## TASK STATEMENT:
Leave the pictures out and return every line below exactly.

Component data from apps and pages:

· · ·

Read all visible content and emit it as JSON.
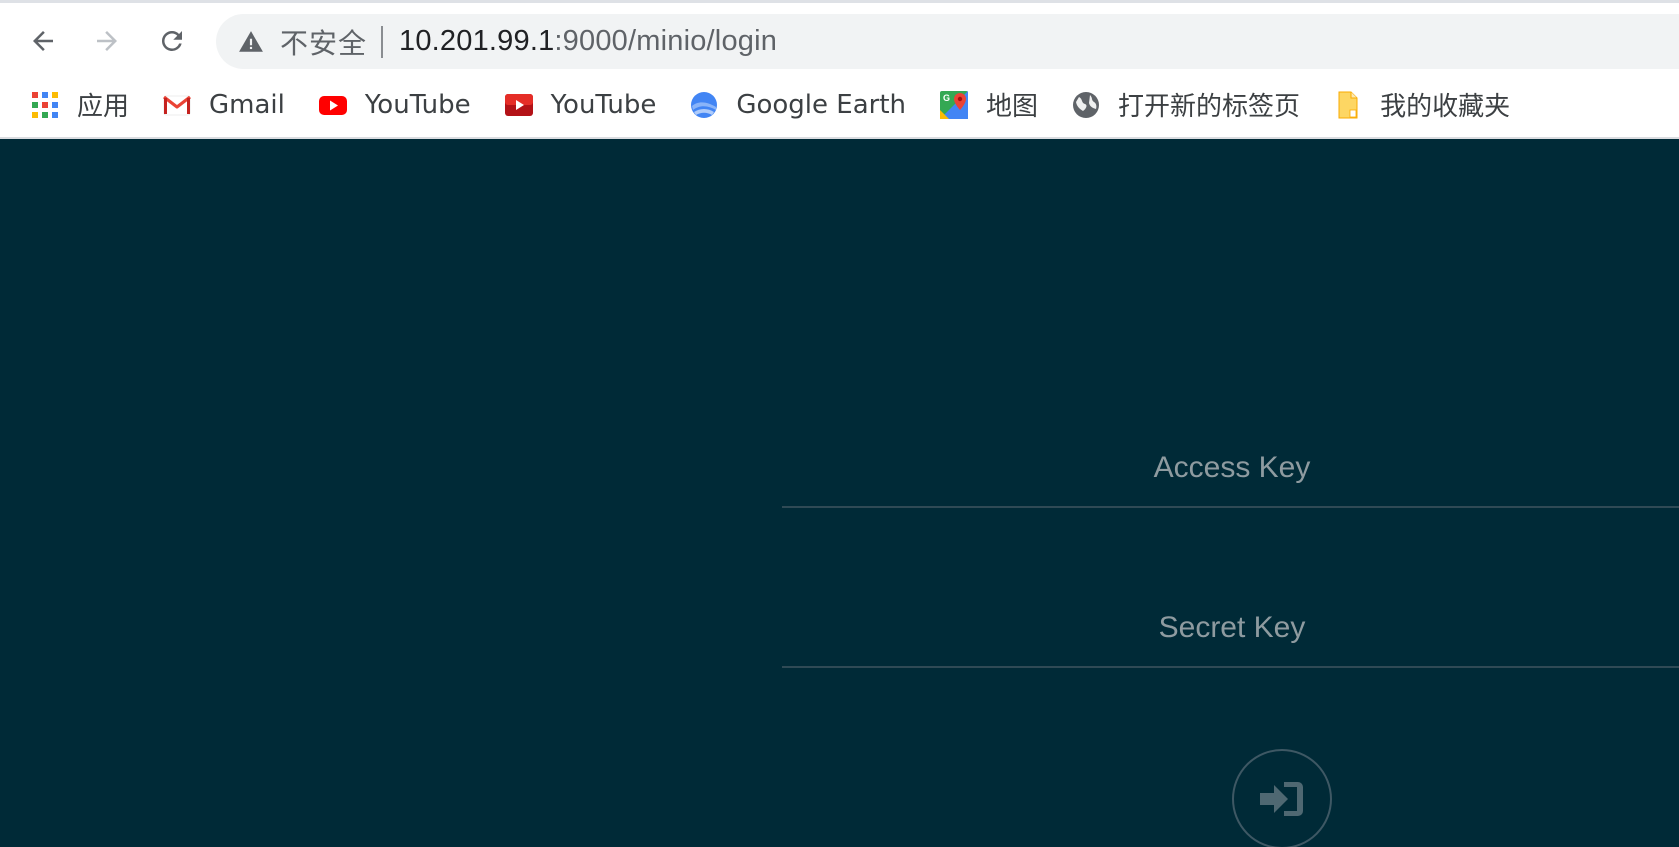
{
  "browser": {
    "omnibox": {
      "security_label": "不安全",
      "url_host": "10.201.99.1",
      "url_path": ":9000/minio/login"
    },
    "bookmarks": [
      {
        "label": "应用",
        "icon": "apps-grid-icon"
      },
      {
        "label": "Gmail",
        "icon": "gmail-icon"
      },
      {
        "label": "YouTube",
        "icon": "youtube-icon"
      },
      {
        "label": "YouTube",
        "icon": "youtube-icon"
      },
      {
        "label": "Google Earth",
        "icon": "google-earth-icon"
      },
      {
        "label": "地图",
        "icon": "google-maps-icon"
      },
      {
        "label": "打开新的标签页",
        "icon": "globe-icon"
      },
      {
        "label": "我的收藏夹",
        "icon": "folder-icon"
      }
    ]
  },
  "login": {
    "access_key_placeholder": "Access Key",
    "secret_key_placeholder": "Secret Key",
    "submit_icon": "sign-in-icon"
  },
  "colors": {
    "page_background": "#002a37",
    "input_underline": "#2f4a55",
    "placeholder": "#8e9ba0"
  }
}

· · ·

## REPLY:
Read all visible content and emit it as JSON.
{
  "browser": {
    "omnibox": {
      "security_label": "不安全",
      "url_host": "10.201.99.1",
      "url_path": ":9000/minio/login"
    },
    "bookmarks": [
      {
        "label": "应用",
        "icon": "apps-grid-icon"
      },
      {
        "label": "Gmail",
        "icon": "gmail-icon"
      },
      {
        "label": "YouTube",
        "icon": "youtube-icon"
      },
      {
        "label": "YouTube",
        "icon": "youtube-icon"
      },
      {
        "label": "Google Earth",
        "icon": "google-earth-icon"
      },
      {
        "label": "地图",
        "icon": "google-maps-icon"
      },
      {
        "label": "打开新的标签页",
        "icon": "globe-icon"
      },
      {
        "label": "我的收藏夹",
        "icon": "folder-icon"
      }
    ]
  },
  "login": {
    "access_key_placeholder": "Access Key",
    "secret_key_placeholder": "Secret Key",
    "submit_icon": "sign-in-icon"
  },
  "colors": {
    "page_background": "#002a37",
    "input_underline": "#2f4a55",
    "placeholder": "#8e9ba0"
  }
}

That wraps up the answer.